Generally the open enrollment period for the health insurance marketplace begins in the fall season and ends in the spring. For the 2015 plan year, open enrollment begins on November 15, 2014. Some of your patients may be able to enroll in coverage outside of open enrollment:
- A special enrollment period may be granted to people who experience a “qualifying life event” such as marriage, the birth of a child, or losing health coverage because of a change in employment status.
- People who were unable to enroll because of an exceptional circumstance, such as marketplace website technical problems or enrollment errors, an unexpected hospitalization or temporary cognitive disability, a natural disaster, or circumstance related to domestic abuse, may also be able to enroll in coverage outside of open enrollment.
- People who are eligible for Medicaid or the Children’s Health Insurance Program can enroll at any time during the year.
- Small business owners shopping for employee health insurance can also purchase coverage throughout the year.
- Finally, people can buy private insurance outside of the marketplace, such as through insurance agents and brokers, outside of open enrollment, but they will not be able to receive premium tax credits or cost-sharing assistance unless they purchase coverage through the health insurance marketplace.
- More information on getting coverage outside of the open enrollment period can be found here.
The healthcare.gov website is not the only way to apply for coverage. There are still four ways that consumers can sign up for health insurance:
- Over the phone – Call center is available 24 hours a day, 7 days a week. The number is 1-800-318-2596/ TTY: 1-855-889-4325
- In-Person – find in-person assistance in your community here.
- By mail using a paper application
Visit this page for more details on how to apply.
14. I don’t support “Obamacare” so why should I help my patients sign up for something I think will be bad for them and the country?

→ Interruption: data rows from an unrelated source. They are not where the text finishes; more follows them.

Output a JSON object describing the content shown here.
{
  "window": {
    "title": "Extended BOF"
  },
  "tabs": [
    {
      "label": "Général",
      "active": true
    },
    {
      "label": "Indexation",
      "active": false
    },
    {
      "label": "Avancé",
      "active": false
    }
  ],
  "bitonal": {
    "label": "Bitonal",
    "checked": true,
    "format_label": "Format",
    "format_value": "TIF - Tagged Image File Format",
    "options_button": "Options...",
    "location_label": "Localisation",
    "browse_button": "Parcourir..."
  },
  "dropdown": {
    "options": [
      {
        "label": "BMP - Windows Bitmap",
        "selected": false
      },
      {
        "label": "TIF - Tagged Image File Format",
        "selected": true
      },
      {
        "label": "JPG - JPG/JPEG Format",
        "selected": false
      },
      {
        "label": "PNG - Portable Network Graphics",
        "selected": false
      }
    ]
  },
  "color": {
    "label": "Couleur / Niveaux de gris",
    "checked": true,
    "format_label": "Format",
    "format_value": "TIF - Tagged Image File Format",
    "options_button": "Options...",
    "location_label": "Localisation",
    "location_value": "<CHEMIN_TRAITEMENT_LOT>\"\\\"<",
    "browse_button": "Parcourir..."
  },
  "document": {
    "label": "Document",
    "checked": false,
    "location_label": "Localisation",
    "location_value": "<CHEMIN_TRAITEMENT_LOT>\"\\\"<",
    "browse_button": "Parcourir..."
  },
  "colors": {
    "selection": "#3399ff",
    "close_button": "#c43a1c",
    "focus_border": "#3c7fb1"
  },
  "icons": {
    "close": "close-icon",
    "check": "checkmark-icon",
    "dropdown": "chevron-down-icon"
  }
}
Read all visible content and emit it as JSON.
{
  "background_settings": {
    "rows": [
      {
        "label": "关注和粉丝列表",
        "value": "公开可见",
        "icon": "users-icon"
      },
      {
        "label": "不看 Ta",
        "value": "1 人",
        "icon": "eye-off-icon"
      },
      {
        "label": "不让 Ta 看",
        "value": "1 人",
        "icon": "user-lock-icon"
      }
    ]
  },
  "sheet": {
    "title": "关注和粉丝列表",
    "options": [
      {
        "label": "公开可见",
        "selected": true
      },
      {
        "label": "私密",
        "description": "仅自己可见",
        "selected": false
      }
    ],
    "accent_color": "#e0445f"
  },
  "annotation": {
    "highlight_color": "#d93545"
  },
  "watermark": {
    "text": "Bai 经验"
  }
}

You must make your own decision on how you will respond to questions from patients about the new law. ACP, for its part, supports the ACA’s programs to expand coverage to tens of millions of persons and provide better health insurance to everyone else. We urge all of our members to be helpful to your patients when they come to you with questions about the marketplaces, subsidies, and other benefits created by the ACA. Members who disagree with the ACA have every right to engage in the political and election processes to seek changes, but we hope that when it comes to one of your patients coming to you to seek help in understanding how they might get coverage from the marketplaces or Medicaid, you will use the practical resources available from ACP and others to make it as easy for them as possible.
ACP Policies and Recommendations
This library is a collection of ACP's Clinical Guidelines, Ethical Guidelines, Policy Statements, and copies of testimony and letters to government and non-government officials.
The ACP Advocate Blog
When it comes to SGR repeal, is the glass half empty? Or half full?
- Friday, March 27, 2015
More on the SGR bill: beyond repeal, what else is in it?
- Tuesday, March 24, 2015
SGR repeal isn't a "doc fix"; it's about fixing Medicare for good of
- Friday, March 20, 2015
The ACP Advocate Newsletter
- ACA Enrollment Figures, New Study on Physician Shortage, and ACP on
March 20, 2015
ACP Weighs In on President's Budget Proposal, King v. Burwell, ICD-10,
and Surgeon General
March 6, 2015
ACP Offers Recommendations to CMS, Coalition on Rx Pricing, and
Progress in Health IT
February 20, 2015